[Data about app and page elements]
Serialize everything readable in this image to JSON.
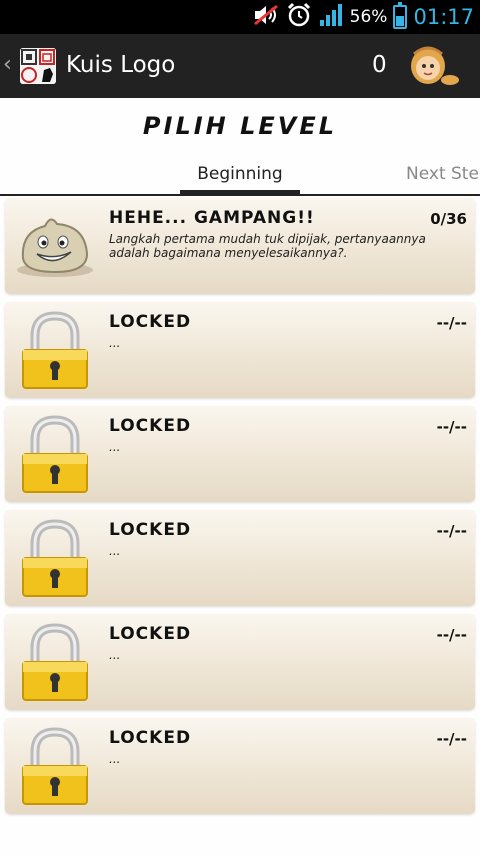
{
  "status_bar": {
    "battery_percent": "56%",
    "time": "01:17",
    "accent_color": "#35b5e5",
    "icons": [
      "mute-icon",
      "alarm-icon",
      "signal-icon",
      "battery-icon"
    ]
  },
  "action_bar": {
    "title": "Kuis Logo",
    "score": "0",
    "icons": [
      "back-chevron-icon",
      "app-logo-icon",
      "avatar-icon"
    ]
  },
  "page": {
    "title": "PILIH LEVEL"
  },
  "tabs": [
    {
      "label": "Beginning",
      "selected": true
    },
    {
      "label": "Next Step",
      "selected": false
    }
  ],
  "levels": [
    {
      "title": "HEHE...  GAMPANG!!",
      "score": "0/36",
      "description": "Langkah pertama mudah tuk dipijak, pertanyaannya adalah bagaimana menyelesaikannya?.",
      "icon": "smiling-blob-icon",
      "locked": false
    },
    {
      "title": "LOCKED",
      "score": "--/--",
      "description": "...",
      "icon": "padlock-icon",
      "locked": true
    },
    {
      "title": "LOCKED",
      "score": "--/--",
      "description": "...",
      "icon": "padlock-icon",
      "locked": true
    },
    {
      "title": "LOCKED",
      "score": "--/--",
      "description": "...",
      "icon": "padlock-icon",
      "locked": true
    },
    {
      "title": "LOCKED",
      "score": "--/--",
      "description": "...",
      "icon": "padlock-icon",
      "locked": true
    },
    {
      "title": "LOCKED",
      "score": "--/--",
      "description": "...",
      "icon": "padlock-icon",
      "locked": true
    }
  ]
}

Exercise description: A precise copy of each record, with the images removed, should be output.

Answer to this exercise:
Serialize everything readable in this image to JSON.
{
  "status_bar": {
    "battery_percent": "56%",
    "time": "01:17",
    "accent_color": "#35b5e5",
    "icons": [
      "mute-icon",
      "alarm-icon",
      "signal-icon",
      "battery-icon"
    ]
  },
  "action_bar": {
    "title": "Kuis Logo",
    "score": "0",
    "icons": [
      "back-chevron-icon",
      "app-logo-icon",
      "avatar-icon"
    ]
  },
  "page": {
    "title": "PILIH LEVEL"
  },
  "tabs": [
    {
      "label": "Beginning",
      "selected": true
    },
    {
      "label": "Next Step",
      "selected": false
    }
  ],
  "levels": [
    {
      "title": "HEHE...  GAMPANG!!",
      "score": "0/36",
      "description": "Langkah pertama mudah tuk dipijak, pertanyaannya adalah bagaimana menyelesaikannya?.",
      "icon": "smiling-blob-icon",
      "locked": false
    },
    {
      "title": "LOCKED",
      "score": "--/--",
      "description": "...",
      "icon": "padlock-icon",
      "locked": true
    },
    {
      "title": "LOCKED",
      "score": "--/--",
      "description": "...",
      "icon": "padlock-icon",
      "locked": true
    },
    {
      "title": "LOCKED",
      "score": "--/--",
      "description": "...",
      "icon": "padlock-icon",
      "locked": true
    },
    {
      "title": "LOCKED",
      "score": "--/--",
      "description": "...",
      "icon": "padlock-icon",
      "locked": true
    },
    {
      "title": "LOCKED",
      "score": "--/--",
      "description": "...",
      "icon": "padlock-icon",
      "locked": true
    }
  ]
}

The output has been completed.